Event information. If the volunteer will be helping out only with a specific event, the contract should include information about the event, such as its name, location, and any time slot that the volunteer has agreed to work. For volunteers who work with your nonprofit on an ongoing basis, it’s not necessary to have a separate contract for each event they work; just be sure to provide them the event information in another manner.
Volunteer expectations. A contract should include any specific expectations of the volunteer. For example, for an event, a volunteer may be expected to help with set-up and teardown, food preparation or serving, or general support during the event. If the volunteer will be helping out with office support rather than at an event, the contract can state specific expectations so the volunteer has an idea of what to do upon arrival. While the contract can state expectations, it shouldn’t be as specific as with an employment contract, so that there is no confusion about the fact that the volunteer is in fact a volunteer.
Policies. In addition to expectations, your nonprofit may have general policies that all volunteers need to follow. These can include attending volunteer orientation or training, wearing a uniform at events or while on site at your nonprofit, and agreeing to your nonprofit’s code of conduct. While the contract probably won’t list every single policy, your nonprofit may want to consider a separate handout of policies and procedures and then reference that handout in the contract.
Compensation. This may seem like a no-brainer, but the contract should state that the volunteer will not be compensated for the completed work, nor be reimbursed for any expenses incurred. Both stipends and reimbursements can be seen as taxable income, which can make it more likely that the volunteer is an employee. If your nonprofit wishes to give stipends or reimbursements to volunteers, it’s best to consult with a tax advisor first.
Indemnification. An indemnification clause in a contract is a requirement for one party to defend another party in a lawsuit. For example, if an event attendee is injured at your nonprofit’s event, that attendee may seek reimbursement from your nonprofit for injuries because it was the host. But if the volunteer is the one who caused the injury, it should be the volunteer’s responsibility, not your nonprofit’s. By agreeing to an indemnification clause, the volunteer agrees to defend your nonprofit if a situation like this arises.
Waiver and release. It’s possible that a volunteer will get injured while volunteering. A waiver and release clause has the volunteer waive any claim against your nonprofit and release it from liability. Exceptions may apply to the waiver and release; for example, if the injury was caused by gross negligence, your nonprofit may be held liable regardless of whether there’s a signed waiver and release. But if the injury was caused by the volunteer’s own negligence, that should not be your nonprofit’s responsibility.

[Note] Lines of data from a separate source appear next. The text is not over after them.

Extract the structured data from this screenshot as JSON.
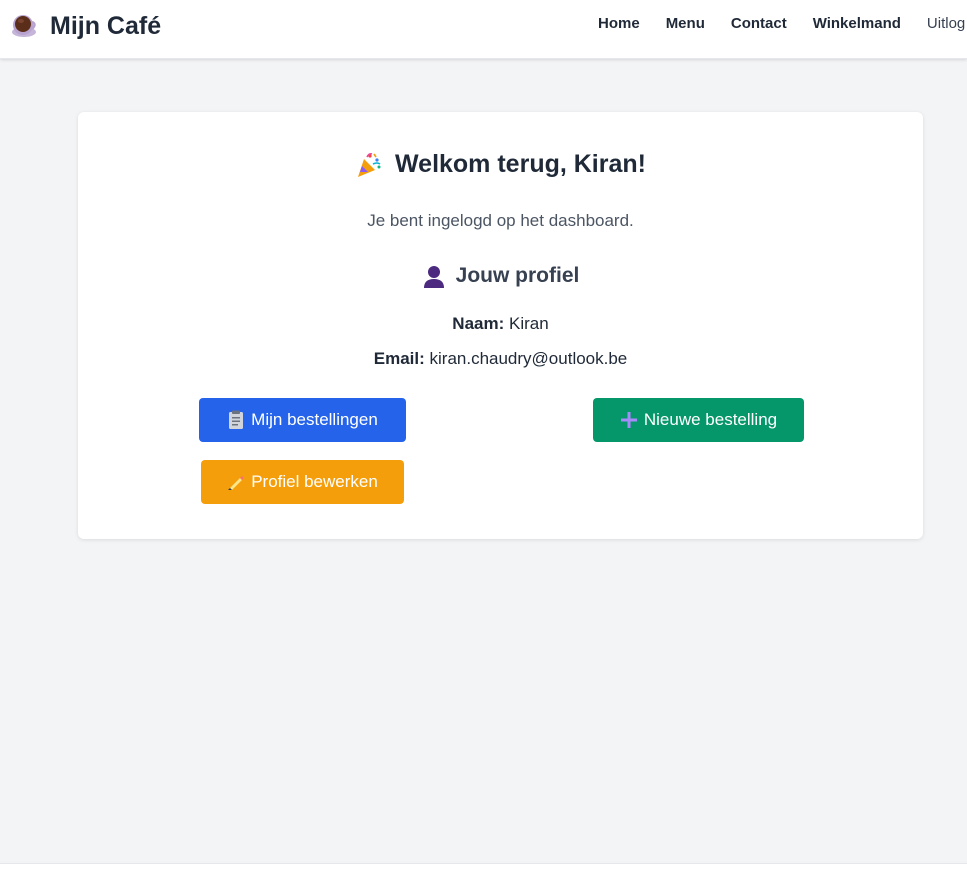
{
  "navbar": {
    "brand_icon": "coffee-cup-icon",
    "brand_name": "Mijn Café",
    "links": [
      {
        "label": "Home"
      },
      {
        "label": "Menu"
      },
      {
        "label": "Contact"
      },
      {
        "label": "Winkelmand"
      },
      {
        "label": "Uitlog"
      }
    ]
  },
  "dashboard": {
    "welcome_icon": "party-popper-icon",
    "welcome_text": "Welkom terug, Kiran!",
    "subtitle": "Je bent ingelogd op het dashboard.",
    "profile_icon": "user-silhouette-icon",
    "profile_title": "Jouw profiel",
    "naam_label": "Naam:",
    "naam_value": "Kiran",
    "email_label": "Email:",
    "email_value": "kiran.chaudry@outlook.be"
  },
  "buttons": {
    "orders": {
      "label": "Mijn bestellingen",
      "icon": "clipboard-icon",
      "color": "#2563eb"
    },
    "new_order": {
      "label": "Nieuwe bestelling",
      "icon": "plus-icon",
      "color": "#059669"
    },
    "edit_profile": {
      "label": "Profiel bewerken",
      "icon": "pencil-icon",
      "color": "#f59e0b"
    }
  }
}
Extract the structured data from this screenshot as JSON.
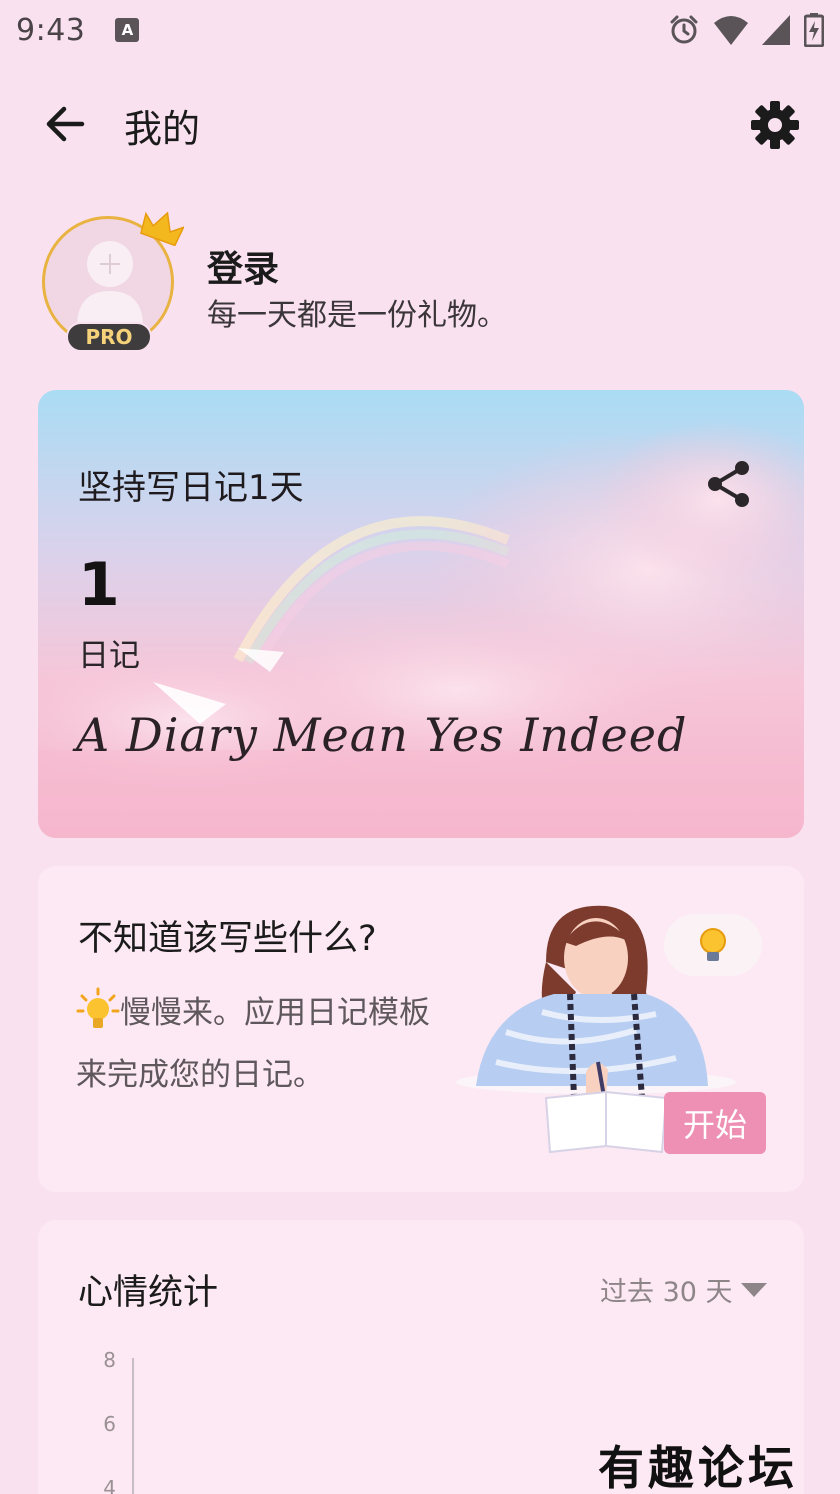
{
  "status_bar": {
    "time": "9:43",
    "notification_icon_letter": "A",
    "icons": [
      "alarm-icon",
      "wifi-icon",
      "signal-icon",
      "battery-charging-icon"
    ]
  },
  "header": {
    "title": "我的",
    "back_icon": "arrow-left-icon",
    "settings_icon": "gear-icon"
  },
  "profile": {
    "login_label": "登录",
    "tagline": "每一天都是一份礼物。",
    "badge": "PRO",
    "avatar_icon": "default-avatar-icon",
    "crown_icon": "crown-icon"
  },
  "streak_card": {
    "title": "坚持写日记1天",
    "count": "1",
    "count_label": "日记",
    "script_text": "A Diary Mean Yes Indeed",
    "share_icon": "share-icon"
  },
  "prompt_card": {
    "title": "不知道该写些什么?",
    "body": "慢慢来。应用日记模板来完成您的日记。",
    "start_button": "开始",
    "bulb_icon": "lightbulb-icon"
  },
  "mood_card": {
    "title": "心情统计",
    "period": "过去 30 天",
    "y_ticks": [
      "8",
      "6",
      "4"
    ]
  },
  "watermark": "有趣论坛",
  "colors": {
    "background": "#f9e1ef",
    "card": "#fde9f3",
    "accent": "#ee8fb4",
    "gold": "#e8b341"
  }
}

A contract with a volunteer is an important document that your nonprofit should utilize. While the contract isn’t complex, it does include some important legal language. Therefore, it might be beneficial to use a lawyer to draft, or in the least, review, your nonprofit’s volunteer contract.